In April, Democratic Commissioner Mignon Clyburn announced that she’s leaving the FCC after a nine-year tenure. During her time, Clyburn forged a reputation as a fierce advocate for consumer rights, and in a final interview with Ars Technica on her way out, Clyburn took one last opportunity to make the case for a strong and effective regulator, even as the Republican-controlled FCC works hard to tear down net neutrality regulation and green-lights huge telecoms mergers.
As soon as she announced her resignation, politicians, colleagues, and industry groups rushed to praise Clyburn’s integrity and the legacy she leaves behind. “Mignon is a voice for the voiceless, always defending the most vulnerable in our society to ensure they are protected against the special interests,” Sen. Ed Markey (D-Mass.) said in a statement at the time. “Her commitment to defending net neutrality, protecting the Lifeline program, lowering prison phone rates, and so many other critical consumer-protection programs has benefited millions of American families.”
In an interview with Ars Technica, Clyburn talked about the areas the FCC should be focusing on, as well as the deeper question about what the FCC’s overarching mission should be.
“I’m an old Trekkie,” Clyburn said. “I go back to my core, my prime directive of putting consumers first…I don’t believe it’s accidental that we are called regulators,” she said. “Some people at the federal level try to shy away from that title. I embrace it.”

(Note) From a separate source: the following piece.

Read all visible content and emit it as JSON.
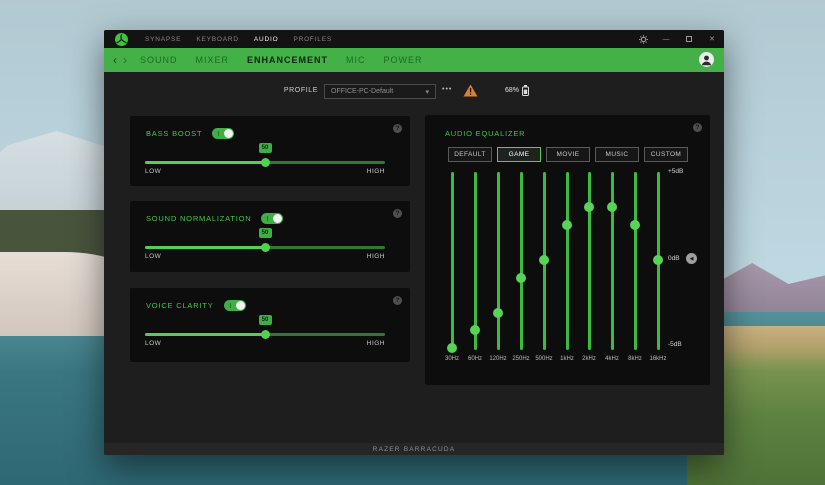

The new FCC chair Ajit Pai has moved sharply away from competition regulation in his time at the FCC thus far. The key tenet of his net neutrality plan is to move as much regulation as possible from the FCC to the FTC, leaving the FCC as little more than a technocratic standards body, something Clyburn highlighted:
Pai views the telecom industry “through a deregulatory lens” and avoids regulations except when there’s an egregious level of harm to consumers, Clyburn said. “He’s a believer in markets. So am I,” she said. But “it would take a whole lot of disruption for him to believe that this free market approach, this deregulatory approach, is not justified—a whole lot of harm, and I mean a whole lot.”